That certainly wasn’t the story of his game Friday night.
“That is the longest game I have ever been a part of,” he said.
Whether it was the scoring (87 total points), the passing (75 combined passing attempts) or the flags (24 accepted penalties), Cherokee’s game at Creekview lasted nearly 3½ hours.
By the time the Warriors reached the locker room following their 53-34 victory over Creekview, they already knew that Sequoyah, their next opponent, had blown out River Ridge 56-7.
“That definitely got our attention,” Shaw said. “I told my kids, ‘Enjoy it, but we are practicing and watching film Monday morning.’”

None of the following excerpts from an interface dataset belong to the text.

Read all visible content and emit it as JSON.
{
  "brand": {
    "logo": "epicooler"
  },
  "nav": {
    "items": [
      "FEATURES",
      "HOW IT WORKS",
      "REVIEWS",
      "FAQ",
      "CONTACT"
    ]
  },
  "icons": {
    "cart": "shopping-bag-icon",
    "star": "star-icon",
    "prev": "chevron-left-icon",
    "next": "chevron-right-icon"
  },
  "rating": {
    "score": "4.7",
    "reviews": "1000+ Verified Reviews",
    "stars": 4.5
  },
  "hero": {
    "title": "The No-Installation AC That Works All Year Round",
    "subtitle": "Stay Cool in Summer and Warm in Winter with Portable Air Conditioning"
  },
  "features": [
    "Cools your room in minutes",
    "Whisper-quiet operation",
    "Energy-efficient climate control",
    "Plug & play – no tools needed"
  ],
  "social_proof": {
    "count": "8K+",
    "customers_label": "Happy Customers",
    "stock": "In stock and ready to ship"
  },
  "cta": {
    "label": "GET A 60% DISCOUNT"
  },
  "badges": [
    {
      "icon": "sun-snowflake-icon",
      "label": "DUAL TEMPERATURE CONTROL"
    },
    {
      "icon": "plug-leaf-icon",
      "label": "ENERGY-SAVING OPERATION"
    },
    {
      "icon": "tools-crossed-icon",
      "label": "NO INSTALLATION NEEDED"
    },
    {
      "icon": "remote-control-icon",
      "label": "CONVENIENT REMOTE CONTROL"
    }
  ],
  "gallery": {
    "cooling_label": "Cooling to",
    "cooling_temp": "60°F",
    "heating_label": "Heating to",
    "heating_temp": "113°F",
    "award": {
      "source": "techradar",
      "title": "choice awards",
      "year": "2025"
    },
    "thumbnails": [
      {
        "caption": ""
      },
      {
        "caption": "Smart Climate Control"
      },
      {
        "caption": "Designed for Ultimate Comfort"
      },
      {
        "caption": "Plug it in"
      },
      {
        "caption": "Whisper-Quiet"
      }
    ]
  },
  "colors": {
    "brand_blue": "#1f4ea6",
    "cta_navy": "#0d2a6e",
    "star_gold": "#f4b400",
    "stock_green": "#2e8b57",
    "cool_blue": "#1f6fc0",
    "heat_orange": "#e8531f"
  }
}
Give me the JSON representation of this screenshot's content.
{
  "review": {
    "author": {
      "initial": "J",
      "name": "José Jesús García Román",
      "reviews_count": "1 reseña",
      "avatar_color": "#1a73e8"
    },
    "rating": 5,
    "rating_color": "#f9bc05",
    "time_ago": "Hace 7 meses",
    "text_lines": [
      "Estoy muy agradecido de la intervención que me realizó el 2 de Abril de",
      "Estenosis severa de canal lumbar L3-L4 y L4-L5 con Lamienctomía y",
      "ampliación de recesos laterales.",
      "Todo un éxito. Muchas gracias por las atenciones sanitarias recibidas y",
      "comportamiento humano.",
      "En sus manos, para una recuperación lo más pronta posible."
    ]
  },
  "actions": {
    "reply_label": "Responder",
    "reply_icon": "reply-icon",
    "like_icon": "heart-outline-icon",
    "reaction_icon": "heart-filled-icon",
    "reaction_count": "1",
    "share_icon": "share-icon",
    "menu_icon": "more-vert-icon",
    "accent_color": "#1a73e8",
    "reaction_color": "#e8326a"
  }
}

Shaw said while all the stats might not have been pretty, when the team is coming off a 1-9 season, winning a game — no matter how messy — feels good. He was pleased with the way the offense was able to move the ball, putting up 36 points by halftime.
Last year, Cherokee averaged just nine points per game.
“We are just trying to take baby steps and put the ball in the end zone,” Shaw said.
With Cherokee scoring 53 points — its most in a single game since putting up 57 against Milton in 2003 — and Sequoyah putting up 56 in its win over River Ridge, some might see a shootout in the cards.
Sequoyah coach James Teter doubts that will happen.
“That isn’t really our style,” he said. “It might be on their side, but for us, we are going to try to run the clock down.”
Etowah also picked up a season-opening win, topping Lambert. Coach Dave Svehla felt it was a strong start to the season, but just that — a start.
As Woodstock found out Friday, an opening victory doesn’t mean much if you can’t follow up.
The Wolverines, who opened the season a week before the other Cherokee County teams, fell at Harrison in their second game of the season.
“We have got to take care of us,” coach Brent Budde said. “We didn’t do that.”
Special teams made several costly errors for Woodstock, while quarterbacks Alex Motsinger and Justin Agner took too many sacks.
“You think that the film is going to show something that is really bad, but it doesn’t show that,” Budde said. “It just shows a lot of little things done incorrectly that add up to big things.”